■ Instructions to follow: From top to bottom, return the records that follow exactly.

■ Provided records:

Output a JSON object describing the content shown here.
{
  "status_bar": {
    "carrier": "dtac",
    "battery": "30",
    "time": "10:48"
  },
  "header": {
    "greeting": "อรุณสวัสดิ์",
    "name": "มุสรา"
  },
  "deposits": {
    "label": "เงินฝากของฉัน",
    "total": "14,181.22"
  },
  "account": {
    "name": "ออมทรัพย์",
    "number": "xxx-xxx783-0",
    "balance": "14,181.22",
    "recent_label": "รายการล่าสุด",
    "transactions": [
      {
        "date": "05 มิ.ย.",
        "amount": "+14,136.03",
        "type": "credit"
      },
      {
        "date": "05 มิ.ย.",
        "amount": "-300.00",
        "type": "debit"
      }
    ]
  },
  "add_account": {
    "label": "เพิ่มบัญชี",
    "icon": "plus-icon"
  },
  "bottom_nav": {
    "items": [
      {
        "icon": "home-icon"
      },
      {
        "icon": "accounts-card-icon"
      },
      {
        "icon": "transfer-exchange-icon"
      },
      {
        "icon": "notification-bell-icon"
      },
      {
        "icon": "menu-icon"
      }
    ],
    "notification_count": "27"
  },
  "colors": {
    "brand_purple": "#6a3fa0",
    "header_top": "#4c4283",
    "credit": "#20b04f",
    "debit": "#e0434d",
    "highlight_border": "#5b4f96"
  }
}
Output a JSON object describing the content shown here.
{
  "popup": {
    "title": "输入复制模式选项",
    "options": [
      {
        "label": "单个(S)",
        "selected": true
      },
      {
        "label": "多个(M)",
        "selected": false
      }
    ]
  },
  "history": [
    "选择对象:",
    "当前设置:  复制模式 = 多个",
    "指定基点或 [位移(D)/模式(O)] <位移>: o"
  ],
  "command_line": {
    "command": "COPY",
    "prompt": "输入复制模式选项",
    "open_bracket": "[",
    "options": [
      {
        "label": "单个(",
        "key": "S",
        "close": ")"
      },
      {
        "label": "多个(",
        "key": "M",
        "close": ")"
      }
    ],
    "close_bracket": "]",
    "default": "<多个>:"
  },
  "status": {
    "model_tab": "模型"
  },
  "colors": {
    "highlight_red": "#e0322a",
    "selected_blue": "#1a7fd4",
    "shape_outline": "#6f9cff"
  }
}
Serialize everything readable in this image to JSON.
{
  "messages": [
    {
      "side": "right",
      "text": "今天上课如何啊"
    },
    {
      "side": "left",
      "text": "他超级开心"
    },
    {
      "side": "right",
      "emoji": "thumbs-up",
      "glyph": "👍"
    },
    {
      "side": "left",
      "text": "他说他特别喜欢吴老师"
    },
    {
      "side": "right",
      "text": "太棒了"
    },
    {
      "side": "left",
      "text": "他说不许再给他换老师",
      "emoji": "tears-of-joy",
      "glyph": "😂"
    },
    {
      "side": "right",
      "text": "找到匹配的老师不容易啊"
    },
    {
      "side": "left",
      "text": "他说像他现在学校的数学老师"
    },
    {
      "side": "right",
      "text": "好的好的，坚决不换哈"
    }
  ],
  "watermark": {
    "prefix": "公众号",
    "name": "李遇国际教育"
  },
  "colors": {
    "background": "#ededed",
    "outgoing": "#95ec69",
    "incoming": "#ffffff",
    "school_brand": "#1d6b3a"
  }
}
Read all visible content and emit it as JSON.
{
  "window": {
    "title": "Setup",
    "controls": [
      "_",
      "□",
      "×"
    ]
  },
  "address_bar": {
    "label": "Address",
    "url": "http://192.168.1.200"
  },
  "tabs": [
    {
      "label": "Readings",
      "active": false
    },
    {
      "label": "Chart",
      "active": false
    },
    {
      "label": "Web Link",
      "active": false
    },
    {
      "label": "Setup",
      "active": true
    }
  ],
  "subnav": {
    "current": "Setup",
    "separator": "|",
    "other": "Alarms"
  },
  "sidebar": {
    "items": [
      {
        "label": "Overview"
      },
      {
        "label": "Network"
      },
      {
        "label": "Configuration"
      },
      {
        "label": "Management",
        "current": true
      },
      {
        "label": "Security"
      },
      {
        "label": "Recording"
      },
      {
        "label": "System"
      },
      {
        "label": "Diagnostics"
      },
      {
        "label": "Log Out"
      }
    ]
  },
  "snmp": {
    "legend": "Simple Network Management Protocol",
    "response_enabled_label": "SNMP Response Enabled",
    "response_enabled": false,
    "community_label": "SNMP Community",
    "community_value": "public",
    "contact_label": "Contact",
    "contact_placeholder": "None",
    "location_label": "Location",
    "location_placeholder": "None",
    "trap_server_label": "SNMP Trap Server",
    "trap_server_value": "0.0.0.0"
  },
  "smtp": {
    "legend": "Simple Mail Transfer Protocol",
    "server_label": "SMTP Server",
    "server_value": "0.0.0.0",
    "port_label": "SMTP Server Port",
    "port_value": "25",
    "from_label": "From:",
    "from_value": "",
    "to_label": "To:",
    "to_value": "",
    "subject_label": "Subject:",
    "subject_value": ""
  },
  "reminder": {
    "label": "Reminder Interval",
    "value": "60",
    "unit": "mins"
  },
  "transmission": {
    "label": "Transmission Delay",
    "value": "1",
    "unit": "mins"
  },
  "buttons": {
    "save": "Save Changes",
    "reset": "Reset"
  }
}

■ Response below:
Output a JSON object describing the content shown here.
{
  "status_bar": {
    "carrier": "dtac",
    "battery": "30",
    "time": "10:48"
  },
  "header": {
    "greeting": "อรุณสวัสดิ์",
    "name": "มุสรา"
  },
  "deposits": {
    "label": "เงินฝากของฉัน",
    "total": "14,181.22"
  },
  "account": {
    "name": "ออมทรัพย์",
    "number": "xxx-xxx783-0",
    "balance": "14,181.22",
    "recent_label": "รายการล่าสุด",
    "transactions": [
      {
        "date": "05 มิ.ย.",
        "amount": "+14,136.03",
        "type": "credit"
      },
      {
        "date": "05 มิ.ย.",
        "amount": "-300.00",
        "type": "debit"
      }
    ]
  },
  "add_account": {
    "label": "เพิ่มบัญชี",
    "icon": "plus-icon"
  },
  "bottom_nav": {
    "items": [
      {
        "icon": "home-icon"
      },
      {
        "icon": "accounts-card-icon"
      },
      {
        "icon": "transfer-exchange-icon"
      },
      {
        "icon": "notification-bell-icon"
      },
      {
        "icon": "menu-icon"
      }
    ],
    "notification_count": "27"
  },
  "colors": {
    "brand_purple": "#6a3fa0",
    "header_top": "#4c4283",
    "credit": "#20b04f",
    "debit": "#e0434d",
    "highlight_border": "#5b4f96"
  }
}
Output a JSON object describing the content shown here.
{
  "popup": {
    "title": "输入复制模式选项",
    "options": [
      {
        "label": "单个(S)",
        "selected": true
      },
      {
        "label": "多个(M)",
        "selected": false
      }
    ]
  },
  "history": [
    "选择对象:",
    "当前设置:  复制模式 = 多个",
    "指定基点或 [位移(D)/模式(O)] <位移>: o"
  ],
  "command_line": {
    "command": "COPY",
    "prompt": "输入复制模式选项",
    "open_bracket": "[",
    "options": [
      {
        "label": "单个(",
        "key": "S",
        "close": ")"
      },
      {
        "label": "多个(",
        "key": "M",
        "close": ")"
      }
    ],
    "close_bracket": "]",
    "default": "<多个>:"
  },
  "status": {
    "model_tab": "模型"
  },
  "colors": {
    "highlight_red": "#e0322a",
    "selected_blue": "#1a7fd4",
    "shape_outline": "#6f9cff"
  }
}
Serialize everything readable in this image to JSON.
{
  "messages": [
    {
      "side": "right",
      "text": "今天上课如何啊"
    },
    {
      "side": "left",
      "text": "他超级开心"
    },
    {
      "side": "right",
      "emoji": "thumbs-up",
      "glyph": "👍"
    },
    {
      "side": "left",
      "text": "他说他特别喜欢吴老师"
    },
    {
      "side": "right",
      "text": "太棒了"
    },
    {
      "side": "left",
      "text": "他说不许再给他换老师",
      "emoji": "tears-of-joy",
      "glyph": "😂"
    },
    {
      "side": "right",
      "text": "找到匹配的老师不容易啊"
    },
    {
      "side": "left",
      "text": "他说像他现在学校的数学老师"
    },
    {
      "side": "right",
      "text": "好的好的，坚决不换哈"
    }
  ],
  "watermark": {
    "prefix": "公众号",
    "name": "李遇国际教育"
  },
  "colors": {
    "background": "#ededed",
    "outgoing": "#95ec69",
    "incoming": "#ffffff",
    "school_brand": "#1d6b3a"
  }
}
Read all visible content and emit it as JSON.
{
  "window": {
    "title": "Setup",
    "controls": [
      "_",
      "□",
      "×"
    ]
  },
  "address_bar": {
    "label": "Address",
    "url": "http://192.168.1.200"
  },
  "tabs": [
    {
      "label": "Readings",
      "active": false
    },
    {
      "label": "Chart",
      "active": false
    },
    {
      "label": "Web Link",
      "active": false
    },
    {
      "label": "Setup",
      "active": true
    }
  ],
  "subnav": {
    "current": "Setup",
    "separator": "|",
    "other": "Alarms"
  },
  "sidebar": {
    "items": [
      {
        "label": "Overview"
      },
      {
        "label": "Network"
      },
      {
        "label": "Configuration"
      },
      {
        "label": "Management",
        "current": true
      },
      {
        "label": "Security"
      },
      {
        "label": "Recording"
      },
      {
        "label": "System"
      },
      {
        "label": "Diagnostics"
      },
      {
        "label": "Log Out"
      }
    ]
  },
  "snmp": {
    "legend": "Simple Network Management Protocol",
    "response_enabled_label": "SNMP Response Enabled",
    "response_enabled": false,
    "community_label": "SNMP Community",
    "community_value": "public",
    "contact_label": "Contact",
    "contact_placeholder": "None",
    "location_label": "Location",
    "location_placeholder": "None",
    "trap_server_label": "SNMP Trap Server",
    "trap_server_value": "0.0.0.0"
  },
  "smtp": {
    "legend": "Simple Mail Transfer Protocol",
    "server_label": "SMTP Server",
    "server_value": "0.0.0.0",
    "port_label": "SMTP Server Port",
    "port_value": "25",
    "from_label": "From:",
    "from_value": "",
    "to_label": "To:",
    "to_value": "",
    "subject_label": "Subject:",
    "subject_value": ""
  },
  "reminder": {
    "label": "Reminder Interval",
    "value": "60",
    "unit": "mins"
  },
  "transmission": {
    "label": "Transmission Delay",
    "value": "1",
    "unit": "mins"
  },
  "buttons": {
    "save": "Save Changes",
    "reset": "Reset"
  }
}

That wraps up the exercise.